#### [HOW TO COMPLETE THIS TASK]
Set out the records again, keeping every word as it is.

#####

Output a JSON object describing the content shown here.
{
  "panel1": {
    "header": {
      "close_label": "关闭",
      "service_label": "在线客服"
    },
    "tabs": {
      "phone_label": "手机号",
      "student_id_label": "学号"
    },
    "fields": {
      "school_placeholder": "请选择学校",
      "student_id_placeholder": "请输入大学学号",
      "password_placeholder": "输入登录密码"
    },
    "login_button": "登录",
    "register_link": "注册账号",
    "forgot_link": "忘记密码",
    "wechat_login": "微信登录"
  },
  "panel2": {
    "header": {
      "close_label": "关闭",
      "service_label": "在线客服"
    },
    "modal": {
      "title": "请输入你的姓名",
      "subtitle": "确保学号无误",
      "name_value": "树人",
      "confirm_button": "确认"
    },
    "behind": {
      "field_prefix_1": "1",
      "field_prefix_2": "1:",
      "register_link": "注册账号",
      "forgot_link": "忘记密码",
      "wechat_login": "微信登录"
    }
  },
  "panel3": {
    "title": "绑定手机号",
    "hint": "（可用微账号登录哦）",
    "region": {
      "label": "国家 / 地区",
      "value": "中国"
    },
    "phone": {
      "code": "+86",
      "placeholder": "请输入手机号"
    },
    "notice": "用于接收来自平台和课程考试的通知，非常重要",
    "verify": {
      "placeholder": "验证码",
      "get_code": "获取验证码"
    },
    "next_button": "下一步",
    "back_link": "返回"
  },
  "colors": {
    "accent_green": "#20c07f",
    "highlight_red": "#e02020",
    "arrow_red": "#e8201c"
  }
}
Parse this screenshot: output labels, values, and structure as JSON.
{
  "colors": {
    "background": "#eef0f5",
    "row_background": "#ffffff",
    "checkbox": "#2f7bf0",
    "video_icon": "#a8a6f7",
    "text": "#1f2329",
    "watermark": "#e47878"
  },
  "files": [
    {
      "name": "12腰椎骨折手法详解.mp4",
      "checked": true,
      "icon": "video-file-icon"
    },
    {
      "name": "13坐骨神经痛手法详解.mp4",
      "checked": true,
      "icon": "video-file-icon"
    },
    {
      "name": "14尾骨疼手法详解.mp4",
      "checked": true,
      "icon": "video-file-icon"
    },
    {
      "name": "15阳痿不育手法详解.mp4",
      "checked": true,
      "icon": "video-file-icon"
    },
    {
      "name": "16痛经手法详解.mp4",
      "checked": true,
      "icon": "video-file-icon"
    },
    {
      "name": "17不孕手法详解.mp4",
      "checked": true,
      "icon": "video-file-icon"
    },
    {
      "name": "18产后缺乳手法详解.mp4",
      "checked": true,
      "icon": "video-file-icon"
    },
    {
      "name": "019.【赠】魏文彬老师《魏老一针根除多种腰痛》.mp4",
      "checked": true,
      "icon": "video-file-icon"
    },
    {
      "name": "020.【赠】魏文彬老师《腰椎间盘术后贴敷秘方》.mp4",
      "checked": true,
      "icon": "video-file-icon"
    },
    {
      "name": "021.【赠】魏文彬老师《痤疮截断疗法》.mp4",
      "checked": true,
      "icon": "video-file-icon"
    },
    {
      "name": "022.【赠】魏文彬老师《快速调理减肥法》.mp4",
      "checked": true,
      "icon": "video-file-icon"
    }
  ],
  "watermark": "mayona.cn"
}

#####

#### [ANSWER AREA]
Output a JSON object describing the content shown here.
{
  "panel1": {
    "header": {
      "close_label": "关闭",
      "service_label": "在线客服"
    },
    "tabs": {
      "phone_label": "手机号",
      "student_id_label": "学号"
    },
    "fields": {
      "school_placeholder": "请选择学校",
      "student_id_placeholder": "请输入大学学号",
      "password_placeholder": "输入登录密码"
    },
    "login_button": "登录",
    "register_link": "注册账号",
    "forgot_link": "忘记密码",
    "wechat_login": "微信登录"
  },
  "panel2": {
    "header": {
      "close_label": "关闭",
      "service_label": "在线客服"
    },
    "modal": {
      "title": "请输入你的姓名",
      "subtitle": "确保学号无误",
      "name_value": "树人",
      "confirm_button": "确认"
    },
    "behind": {
      "field_prefix_1": "1",
      "field_prefix_2": "1:",
      "register_link": "注册账号",
      "forgot_link": "忘记密码",
      "wechat_login": "微信登录"
    }
  },
  "panel3": {
    "title": "绑定手机号",
    "hint": "（可用微账号登录哦）",
    "region": {
      "label": "国家 / 地区",
      "value": "中国"
    },
    "phone": {
      "code": "+86",
      "placeholder": "请输入手机号"
    },
    "notice": "用于接收来自平台和课程考试的通知，非常重要",
    "verify": {
      "placeholder": "验证码",
      "get_code": "获取验证码"
    },
    "next_button": "下一步",
    "back_link": "返回"
  },
  "colors": {
    "accent_green": "#20c07f",
    "highlight_red": "#e02020",
    "arrow_red": "#e8201c"
  }
}
Parse this screenshot: output labels, values, and structure as JSON.
{
  "colors": {
    "background": "#eef0f5",
    "row_background": "#ffffff",
    "checkbox": "#2f7bf0",
    "video_icon": "#a8a6f7",
    "text": "#1f2329",
    "watermark": "#e47878"
  },
  "files": [
    {
      "name": "12腰椎骨折手法详解.mp4",
      "checked": true,
      "icon": "video-file-icon"
    },
    {
      "name": "13坐骨神经痛手法详解.mp4",
      "checked": true,
      "icon": "video-file-icon"
    },
    {
      "name": "14尾骨疼手法详解.mp4",
      "checked": true,
      "icon": "video-file-icon"
    },
    {
      "name": "15阳痿不育手法详解.mp4",
      "checked": true,
      "icon": "video-file-icon"
    },
    {
      "name": "16痛经手法详解.mp4",
      "checked": true,
      "icon": "video-file-icon"
    },
    {
      "name": "17不孕手法详解.mp4",
      "checked": true,
      "icon": "video-file-icon"
    },
    {
      "name": "18产后缺乳手法详解.mp4",
      "checked": true,
      "icon": "video-file-icon"
    },
    {
      "name": "019.【赠】魏文彬老师《魏老一针根除多种腰痛》.mp4",
      "checked": true,
      "icon": "video-file-icon"
    },
    {
      "name": "020.【赠】魏文彬老师《腰椎间盘术后贴敷秘方》.mp4",
      "checked": true,
      "icon": "video-file-icon"
    },
    {
      "name": "021.【赠】魏文彬老师《痤疮截断疗法》.mp4",
      "checked": true,
      "icon": "video-file-icon"
    },
    {
      "name": "022.【赠】魏文彬老师《快速调理减肥法》.mp4",
      "checked": true,
      "icon": "video-file-icon"
    }
  ],
  "watermark": "mayona.cn"
}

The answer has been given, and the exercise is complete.